By Gary Hatigeva
PEOPLE who will be involved in or will choose to report matters of corruption to the Anti-Corruption Commission or Integrity officers have been reminded to take note of procedures and requirements that come with the new Anti-Corruption Legislation.
Deputy Prime Minister and the MP who had championed the AC Bill to its realistion, and now passed, Manasseh Sogavare made this reminder, following questions of anonymity raised in parliament yesterday, in relation to the AC Bill.
The DPM and Finance Minister reminded that people who will make complaints must be prepared to face it, and therefore take heed of the fact that their identity will at some point along the investigation, be revealed.

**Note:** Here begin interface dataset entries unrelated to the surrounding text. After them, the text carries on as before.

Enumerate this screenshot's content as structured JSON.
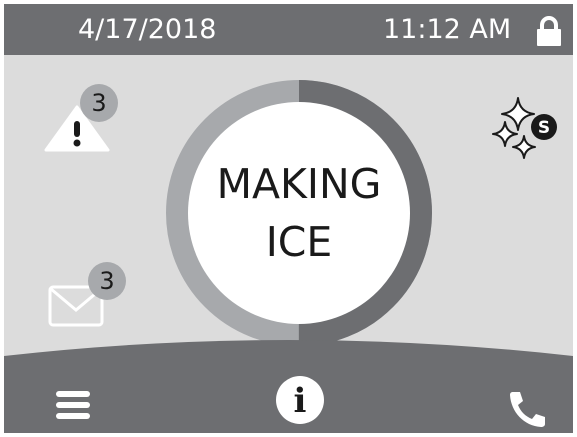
{
  "status_bar": {
    "date": "4/17/2018",
    "time": "11:12 AM",
    "icon": "lock-icon"
  },
  "notifications": {
    "alerts": {
      "icon": "alert-triangle-icon",
      "count": "3"
    },
    "messages": {
      "icon": "mail-icon",
      "count": "3"
    },
    "special_mode": {
      "icon": "sparkle-icon",
      "badge": "S"
    }
  },
  "status": {
    "line1": "MAKING",
    "line2": "ICE",
    "progress_percent": 50
  },
  "nav": {
    "menu_icon": "hamburger-menu-icon",
    "info_icon": "info-icon",
    "info_glyph": "i",
    "phone_icon": "phone-icon"
  },
  "colors": {
    "screen_background": "#dcdcdc",
    "bars": "#6d6e71",
    "ring_progress": "#6d6e71",
    "ring_remaining": "#a7a9ac",
    "badge": "#a7a9ac",
    "text": "#1a1a1a",
    "icon_light": "#ffffff"
  }
}
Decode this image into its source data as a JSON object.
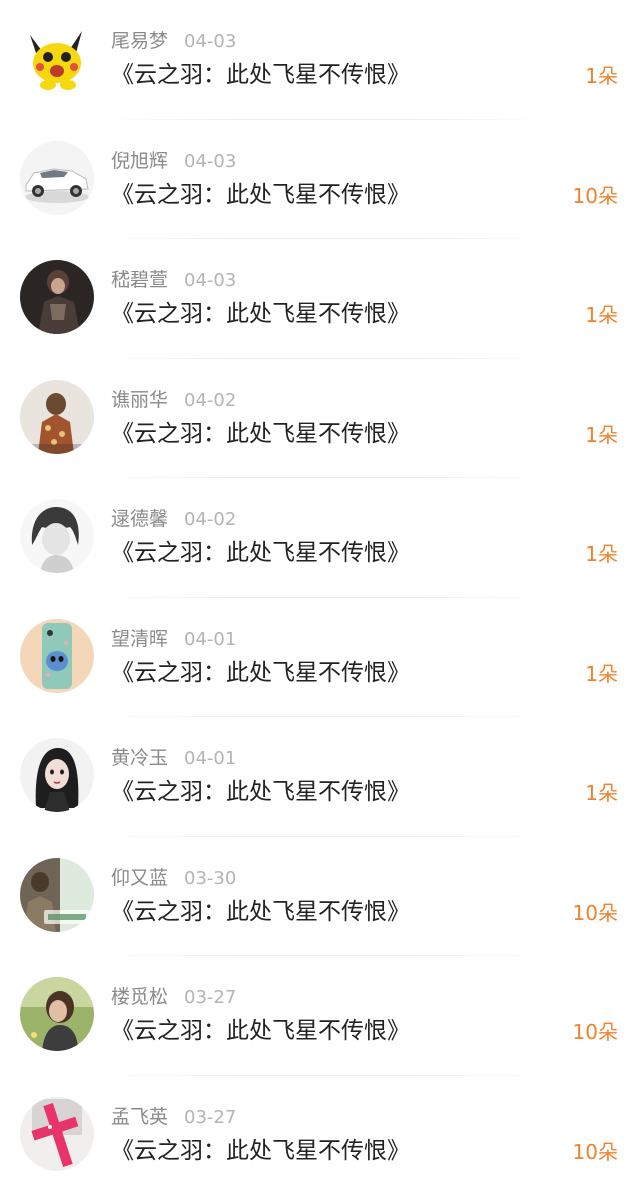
{
  "list": {
    "items": [
      {
        "name": "尾易梦",
        "date": "04-03",
        "title": "《云之羽：此处飞星不传恨》",
        "count": "1朵",
        "avatar": "pikachu-avatar"
      },
      {
        "name": "倪旭辉",
        "date": "04-03",
        "title": "《云之羽：此处飞星不传恨》",
        "count": "10朵",
        "avatar": "white-car-avatar"
      },
      {
        "name": "嵇碧萱",
        "date": "04-03",
        "title": "《云之羽：此处飞星不传恨》",
        "count": "1朵",
        "avatar": "dark-woman-avatar"
      },
      {
        "name": "谯丽华",
        "date": "04-02",
        "title": "《云之羽：此处飞星不传恨》",
        "count": "1朵",
        "avatar": "girl-back-avatar"
      },
      {
        "name": "逯德馨",
        "date": "04-02",
        "title": "《云之羽：此处飞星不传恨》",
        "count": "1朵",
        "avatar": "grayscale-girl-avatar"
      },
      {
        "name": "望清晖",
        "date": "04-01",
        "title": "《云之羽：此处飞星不传恨》",
        "count": "1朵",
        "avatar": "stitch-phone-avatar"
      },
      {
        "name": "黄冷玉",
        "date": "04-01",
        "title": "《云之羽：此处飞星不传恨》",
        "count": "1朵",
        "avatar": "anime-girl-avatar"
      },
      {
        "name": "仰又蓝",
        "date": "03-30",
        "title": "《云之羽：此处飞星不传恨》",
        "count": "10朵",
        "avatar": "green-photo-avatar"
      },
      {
        "name": "楼觅松",
        "date": "03-27",
        "title": "《云之羽：此处飞星不传恨》",
        "count": "10朵",
        "avatar": "grass-girl-avatar"
      },
      {
        "name": "孟飞英",
        "date": "03-27",
        "title": "《云之羽：此处飞星不传恨》",
        "count": "10朵",
        "avatar": "pink-cross-avatar"
      }
    ]
  },
  "colors": {
    "count": "#f0822d",
    "name": "#8a8a8a",
    "date": "#b4b4b4",
    "title": "#222222"
  }
}
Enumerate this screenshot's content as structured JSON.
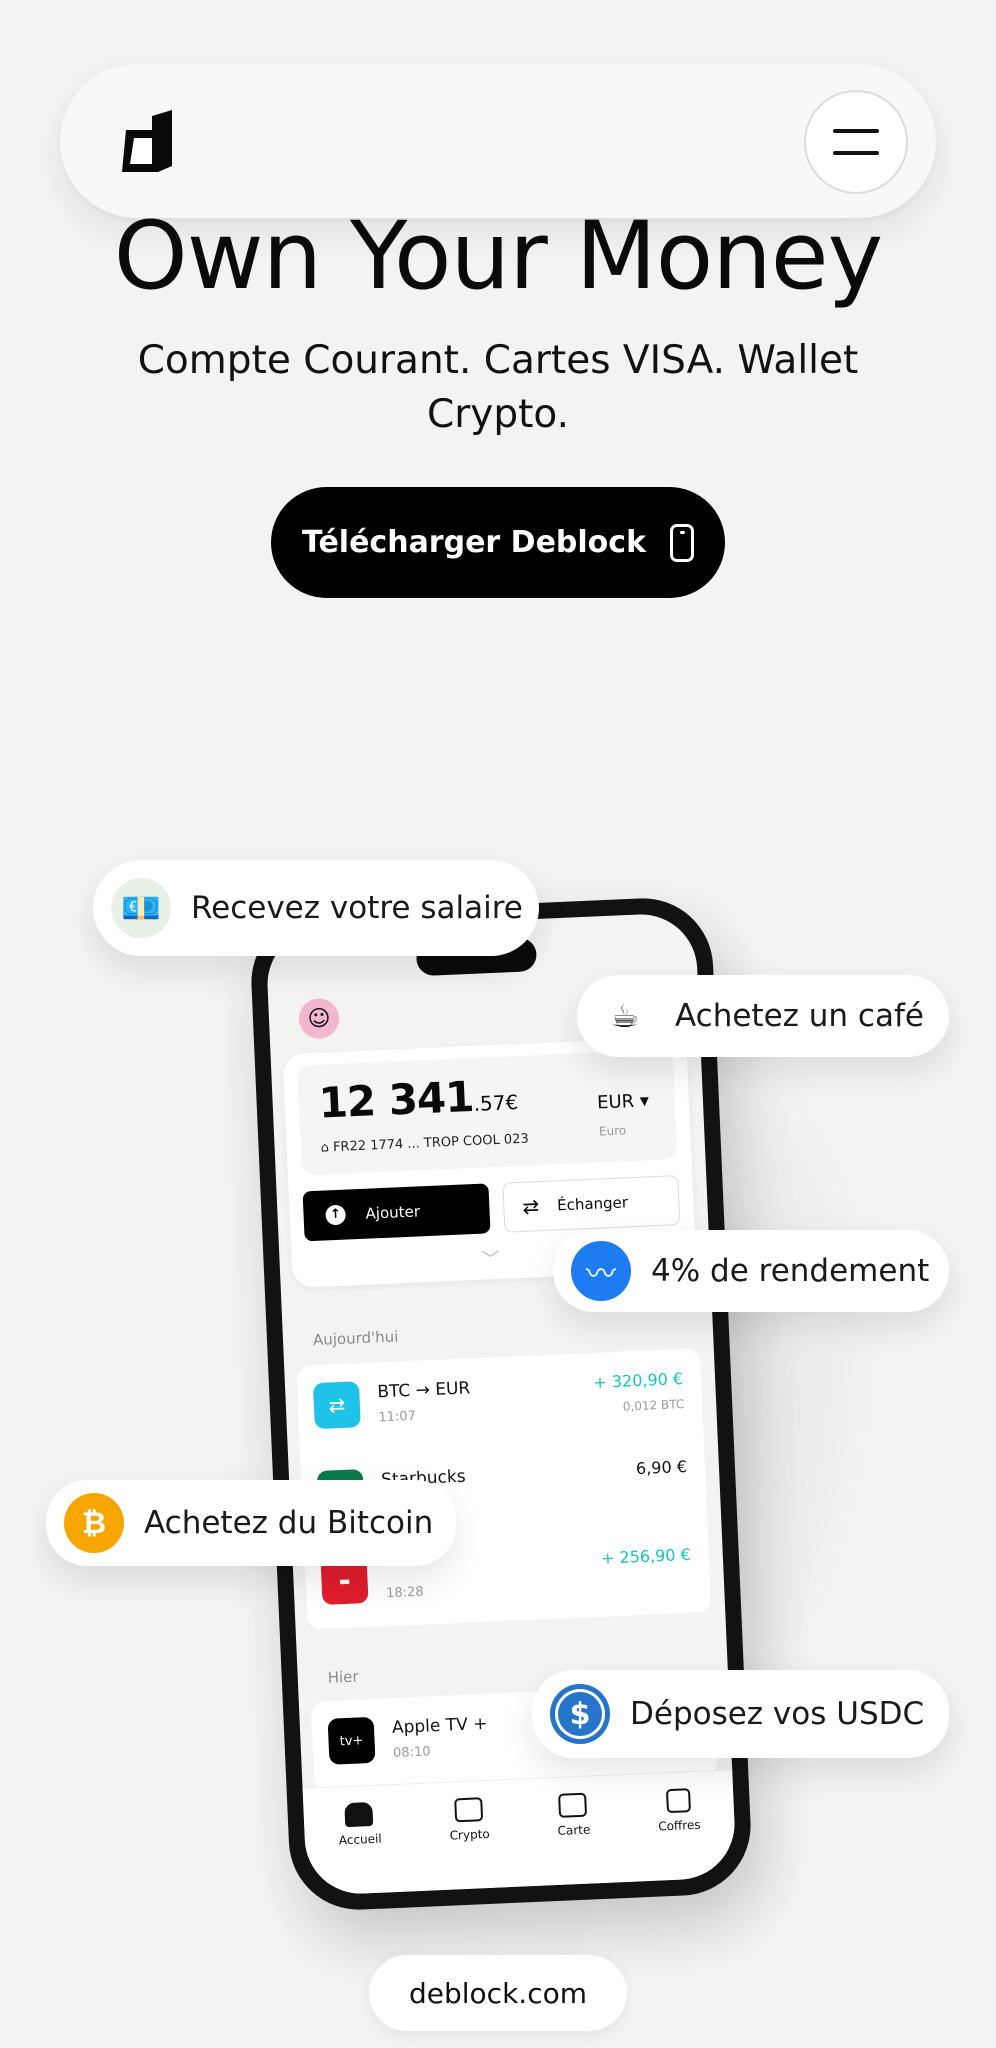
{
  "nav": {
    "menu_aria": "Menu"
  },
  "hero": {
    "title": "Own Your Money",
    "subtitle": "Compte Courant. Cartes VISA. Wallet Crypto.",
    "cta_label": "Télécharger Deblock"
  },
  "phone": {
    "balance": {
      "main": "12 341",
      "cents": ".57€",
      "iban": "FR22 1774 ... TROP COOL 023",
      "currency": "EUR",
      "currency_sub": "Euro"
    },
    "actions": {
      "add": "Ajouter",
      "swap": "Échanger"
    },
    "today_label": "Aujourd'hui",
    "yesterday_label": "Hier",
    "transactions_today": [
      {
        "name": "BTC → EUR",
        "time": "11:07",
        "amount": "+ 320,90 €",
        "sub": "0,012 BTC",
        "positive": true
      },
      {
        "name": "Starbucks",
        "time": "",
        "amount": "6,90 €",
        "sub": "",
        "positive": false
      },
      {
        "name": "",
        "time": "18:28",
        "amount": "+ 256,90 €",
        "sub": "",
        "positive": true
      }
    ],
    "transactions_yesterday": [
      {
        "name": "Apple TV +",
        "time": "08:10"
      }
    ],
    "bottom_nav": [
      "Accueil",
      "Crypto",
      "Carte",
      "Coffres"
    ]
  },
  "pills": {
    "salary": "Recevez votre salaire",
    "coffee": "Achetez un café",
    "yield": "4% de rendement",
    "btc": "Achetez du Bitcoin",
    "usdc": "Déposez vos USDC"
  },
  "footer": {
    "url": "deblock.com"
  },
  "colors": {
    "accent_teal": "#19c7b4",
    "btc_orange": "#f7a600",
    "usdc_blue": "#2775ca",
    "yield_blue": "#1d7cf2"
  }
}
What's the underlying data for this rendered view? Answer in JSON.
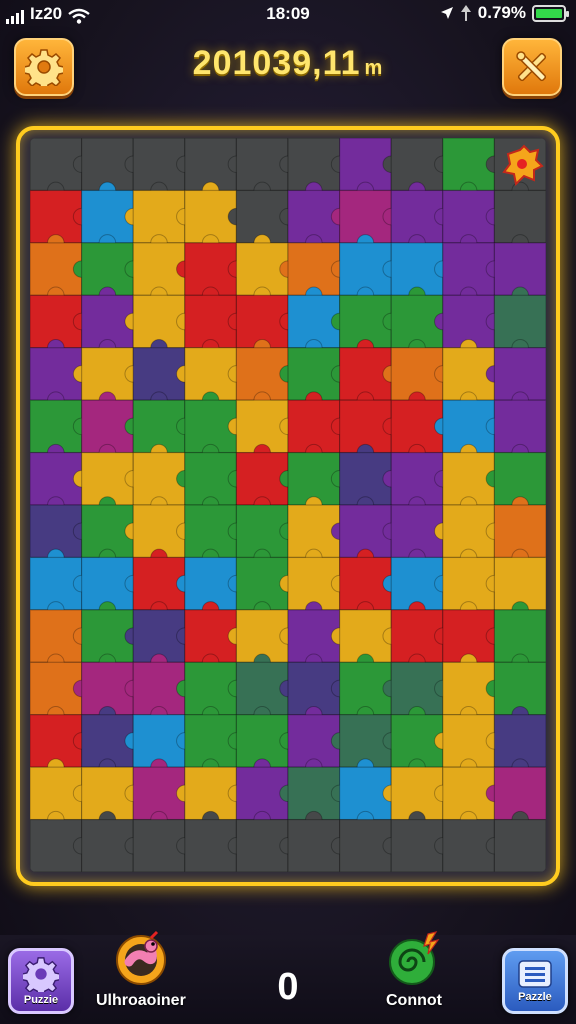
{
  "status_bar": {
    "carrier": "Iz20",
    "time": "18:09",
    "battery_text": "0.79%",
    "battery_level": 1.0
  },
  "header": {
    "title": "201039,11",
    "title_unit": "m",
    "left_button_icon": "gear-icon",
    "right_button_icon": "tools-icon"
  },
  "board": {
    "columns": 10,
    "rows": 14,
    "colors": {
      "R": "#e52222",
      "O": "#f07a1a",
      "Y": "#f5b81b",
      "G": "#2ea43a",
      "B": "#1f9ce0",
      "P": "#7b2fa6",
      "M": "#b02a86",
      "D": "#4b3f8a",
      "T": "#3a7a5a",
      "S": "#4a4e4c"
    },
    "grid": [
      "SSSSSSPSGS",
      "RBYYSPMPPS",
      "OGYRYOBBPP",
      "RPYRRBGGPT",
      "PYDYOGROYP",
      "GMGGYRRRBP",
      "PYYGRGDPYG",
      "DGYGGYPPYO",
      "BBRBGYRBYY",
      "OGDRYPYRRG",
      "OMMGTDGTYG",
      "RDBGGPTGYD",
      "YYMYPTBYYM",
      "SSSSSSSSSS"
    ]
  },
  "bottom_bar": {
    "left_button_label": "Puzzie",
    "left_button_icon": "gear-icon",
    "item_left_label": "Ulhroaoiner",
    "item_left_icon": "worm-bomb-icon",
    "score": "0",
    "item_right_label": "Connot",
    "item_right_icon": "green-swirl-icon",
    "right_button_label": "Pazzle",
    "right_button_icon": "menu-icon"
  }
}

In his contribution on the area of anonymity, the Member of Parliament for Aoke Langalanga, Matthew Wale suggested for the identity of the complainant so that the accused know who their accusers are.
Also sharing similar sentiments, the Leader of Opposition and Member of Parliament for East Malaita, Manasseh Maelanga highlighted that the issue of revealing the identity of accusers should be well spelt in the bill because the accused has the right to sue people for what might be seen as defamation of characters.
He said so many have used similar opportunities to tarnish others only because of jealousy and personal grudges, as well as petty issues.
“That is why this issue needs clear indications as to how the clauses are laid in the proposed legislation regarding the issue of anonymity.”
In addition, Member of Parliament for Shortlands, Chris Laore questioned whether people with special needs especially, those who can’t speak for themselves, if the bill has captured the recognition of usage of sign languages for their reporting of complaints.
Meanwhile, the Attorney General, James Apaniai in support the Deputy Prime Minister’s explanations, referred to clause 57 in the Act, as a defence for officers to disclose identity of complainants in the process of the investigation of reported cases if required.
The Attorney General added that in the case where officers of the commission tempered with the information or secrecy of complainants without approval or being required, those who wish to take legal actions due to damages felt, the subjected persons can camouflage the AC Commission in it.
Therefore, people who feel their rights have been abused and images been tarnish, can take action against the commission in general and not the officers.
This is similar in nature in the case where information to protect both the anonymity and the matter against the accused are leaked through lower ranked officers, take for example, by a cleaner, the Prime Minister said it is the officer who carelessly left the documents exposed, will be held responsible.